“So we’d take that footage out and show it to the kids and we’d ask them to practice it. Now, we’ve done something similar with the girls but we’re picking out clips of fellas. Now, gradually we’re starting to get clips of girls so I actually, I don’t know if you’ve time for this have we time? What’s our time scale?
There’s enough time…
“Ok, you’ll enjoy this so I’m going to show it to you. This isn’t for anything other than to give you an insight. This is what we had to do with our group so if I show you this.”
Bohan plays the video.
It’s a collection of clips from his sides 2018 All-Ireland final win over Cork. Playing over the footage though is a motivational speech telling the story of how Buster Douglas knocked out Mick Tyson two days after his mother’s passing because she told everyone he would.
Here is the original clip. This will send shivers down your spine.
“Now, isn’t that footage as good as anything you’ve ever seen?” Bohan exclaims.
He’s right, it is.
The finishing of Carla Rowe. The accuracy of Sinéad Aherne. The toughness of Lauren Magee and a point by Niamh McEvoy that looked almost identical to many of those scored by her partner Dean Rock.
Among many, many other things.
It says everything about how much the sport has evolved and where its future lies. It was top drawer stuff.
“So, we do that? Because we have to keep repeating it for them to show them things that they can do well. So if you have that continuously, if you have that exposure continuously, that becomes part of what you do.
“You’re expected to make contact in the tackle, you’re expected to score when you shoot.
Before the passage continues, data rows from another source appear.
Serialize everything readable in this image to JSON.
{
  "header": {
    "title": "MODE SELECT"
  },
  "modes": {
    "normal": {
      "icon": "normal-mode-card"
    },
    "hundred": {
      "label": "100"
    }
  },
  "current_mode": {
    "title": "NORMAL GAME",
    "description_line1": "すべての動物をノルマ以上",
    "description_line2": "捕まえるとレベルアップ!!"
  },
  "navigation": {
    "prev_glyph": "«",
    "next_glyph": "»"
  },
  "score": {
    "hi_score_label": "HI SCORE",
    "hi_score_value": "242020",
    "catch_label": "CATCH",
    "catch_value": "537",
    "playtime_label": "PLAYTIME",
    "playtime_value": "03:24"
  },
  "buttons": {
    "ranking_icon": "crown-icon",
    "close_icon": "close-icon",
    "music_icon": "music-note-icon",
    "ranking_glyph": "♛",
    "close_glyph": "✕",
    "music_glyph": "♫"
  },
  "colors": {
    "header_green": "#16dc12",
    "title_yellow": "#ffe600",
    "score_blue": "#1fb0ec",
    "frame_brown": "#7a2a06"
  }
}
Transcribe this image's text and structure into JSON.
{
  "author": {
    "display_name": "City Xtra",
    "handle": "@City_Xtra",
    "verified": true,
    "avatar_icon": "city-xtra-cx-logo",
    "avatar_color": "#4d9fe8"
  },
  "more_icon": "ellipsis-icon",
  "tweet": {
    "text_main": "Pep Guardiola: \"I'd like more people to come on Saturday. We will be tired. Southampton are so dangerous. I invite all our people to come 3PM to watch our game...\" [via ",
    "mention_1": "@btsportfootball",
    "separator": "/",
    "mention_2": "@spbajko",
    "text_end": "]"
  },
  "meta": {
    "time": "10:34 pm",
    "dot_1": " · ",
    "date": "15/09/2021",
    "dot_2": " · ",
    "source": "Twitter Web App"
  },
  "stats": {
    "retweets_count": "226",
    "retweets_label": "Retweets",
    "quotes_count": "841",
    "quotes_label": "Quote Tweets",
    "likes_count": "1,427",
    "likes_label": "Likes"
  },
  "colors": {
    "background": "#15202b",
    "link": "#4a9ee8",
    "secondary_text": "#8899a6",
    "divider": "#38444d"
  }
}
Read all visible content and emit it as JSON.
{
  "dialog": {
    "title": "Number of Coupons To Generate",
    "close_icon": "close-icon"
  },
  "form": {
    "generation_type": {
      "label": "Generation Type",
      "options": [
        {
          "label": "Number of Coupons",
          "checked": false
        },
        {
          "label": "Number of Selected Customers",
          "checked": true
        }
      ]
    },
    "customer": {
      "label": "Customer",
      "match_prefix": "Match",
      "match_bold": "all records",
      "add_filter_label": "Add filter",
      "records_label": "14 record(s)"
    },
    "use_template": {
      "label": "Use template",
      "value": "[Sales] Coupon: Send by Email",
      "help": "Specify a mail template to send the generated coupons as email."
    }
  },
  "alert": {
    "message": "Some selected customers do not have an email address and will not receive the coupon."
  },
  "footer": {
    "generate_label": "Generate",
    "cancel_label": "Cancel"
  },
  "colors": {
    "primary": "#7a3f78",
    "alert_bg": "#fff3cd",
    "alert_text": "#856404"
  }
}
You’re expected to catch a ball when it’s high. You’re expected to be able to kick a ball 40 metres.
“If you don’t have exposure to that or you’re watching footage of a fella, that’s not true. You can’t associate with that. So that’s why, and I was saying to the girls, we haven’t used this title in our campaign with our group, 20×20.
“But we’ve used “Can’t Be Can’t See”. So when I show you that or I show that to my group which we do on a continuous basis, that’s now become part of what they do.
“So if you then put that into the context of a young kid growing up. Like, them seeing Johnny Sexton convert a conversion or a penalty or Dean Rock scoring a penalty. That’s not comparable to Sinéad Aherne scoring a penalty or Lindsay Peat scoring a try.
“They need to see it from their own.”
As the conversation draws to a close, you walk out of the room on air, left feeling better about yourself, better about the future of ladies football and better for having met Mick Bohan.